Whenever you’re dealing with an apologist for Islam, or even a Muslim, and you bring up jihad, almost immediately, they kickback to you: “But what about those terrible crusades? Why they’re the moral justification for jihad and we’re just as bad as they are. So let’s not talk about jihad, okay? Let’s talk about the Crusades.”
Well, what I would like to talk about here, are facts. I created a database of 548 battles that Islam fought: jihad battles against classical civilization. This isn’t even all the battles. It doesn’t include battles Africa, India, Afghanistan and other locations. It’s primarily at data base of the battles against the classical civilization of Rome and Greece.
548 battles are a lot; too many to comprehend. So I created a dynamic battle map with displays of the Mediterranean in 20 year increments. On the display, a white dot designates a battle during the twenty-year period, a new battle. Every time the screen changes to the next 20 year period, the previous white dots turn red and a new set of current battles are shown with white dots so you can see the unfolding history. This may seem a little confusing, but when you see it you’ll know exactly what I mean.
As the dynamic display starts, Islam bursts out of the Arabian Peninsula and immediately starts attacking the Middle East. Notice that it is not long before there are battles across the Mediterranean and attacks in southern France, and Spain.
Notice something else: when most people think of Islam, they think of Arabs; and of desert. Yet here we see that Islam is projecting power throughout the Mediterranean. Notice how the little islands of the Mediterranean are getting hammered. The navy of Islam would attack coastal towns, kill, rob, rape, and then take slaves. As this entire battle map unfolds, slaves are taken. Over a million slaves were taken from of Europe into the Islamic world. It’s something you don’t think about, but it’s absolutely true.
There were over 200 battles fought in Spain alone. We also see, however, on the east coast, in Turkey, that Islamic forces attempt to break into Europe. What happens in Spain during this ongoing fight that lasted for 400 years is that the Christians push back the Moslems. But what happens in the East is that Constantinople falls and now then eastern Europe gets hammered. The jihad comes to Eastern Europe. It’s pushed out of Spain, but northern Africa becomes completely Islamic, and the Middle East is completely Islamic.
This is all jihad, relentless jihad. And why is it so relentless?
Well, Mohammed was relentless in his jihad, and these people are good students of Islam. And so it’s jihad against the Kafir, endlessly.
It was traditional that when a new Sultan came to power, he would immediately attempt to launch new wars because he would be noted in Islamic history as to how well he fought against the Kafir.

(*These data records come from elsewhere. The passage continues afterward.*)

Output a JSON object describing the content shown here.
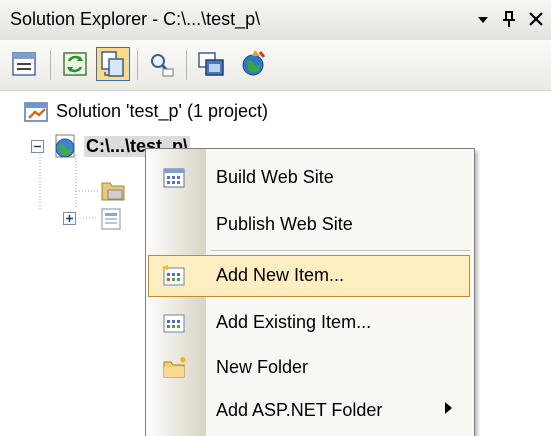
{
  "titlebar": {
    "title": "Solution Explorer - C:\\...\\test_p\\",
    "dropdown_glyph": "▾",
    "pin_glyph": "ᵖ",
    "close_glyph": "✕"
  },
  "toolbar": {
    "buttons": [
      {
        "icon": "properties-icon"
      },
      {
        "icon": "refresh-icon"
      },
      {
        "icon": "nest-related-files-icon",
        "active": true
      },
      {
        "icon": "view-code-icon"
      },
      {
        "icon": "view-designer-icon"
      },
      {
        "icon": "asp-net-configuration-icon"
      }
    ]
  },
  "tree": {
    "solution_label": "Solution 'test_p' (1 project)",
    "project_label": "C:\\...\\test_p\\"
  },
  "context_menu": {
    "items": [
      {
        "label": "Build Web Site",
        "icon": "build-icon"
      },
      {
        "label": "Publish Web Site",
        "icon": ""
      },
      {
        "label": "Add New Item...",
        "icon": "add-new-item-icon",
        "highlighted": true
      },
      {
        "label": "Add Existing Item...",
        "icon": "add-existing-item-icon"
      },
      {
        "label": "New Folder",
        "icon": "new-folder-icon"
      },
      {
        "label": "Add ASP.NET Folder",
        "icon": "",
        "submenu": true
      }
    ]
  },
  "colors": {
    "highlight_bg": "#ffeec2",
    "highlight_border": "#c88c1c",
    "toolbar_active": "#ffd98a"
  }
}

So that’s what the jihad looked like over that time period: 548 battles. But remember, when you bring up jihad, people want to bring up the Crusades. So I also prepared a dynamic battle map of all the offensive raids of the crusaders. Let’s watch it and make a comparison.
As it begins, the Crusades enter Turkey and the Middle East; battles ensue. But there are far fewer than you might think. And in short order, the map concludes. The last battles are fought and the Crusades are over.
Now we can talk about some facts! Yes, there were Crusades. But notice that they ended centuries ago, and jihad is still being practiced today. Jihad has been with us for 1400 years. There is no comparison between jihad and the Crusades; certainly not a moral comparison. And when you’re looking at the Crusades, remember, in one sense the Crusades were defensive wars. Why? As we saw in the first jihad map, it was Islam that came out of Arabia and conquered the Middle East, a Christian Middle East. The crusaders were trying to free their Christian brothers and sisters from jihad. So there’s no moral comparison all. The motivation of the crusaders was to free Christians; the purpose of jihad was, and still is, to enslave the Kafir.
So, the next time you hear somebody talk about “those dreadful Crusades”, respond to the facts of the matter. Speak up and tell that person, “You don’t really know the facts!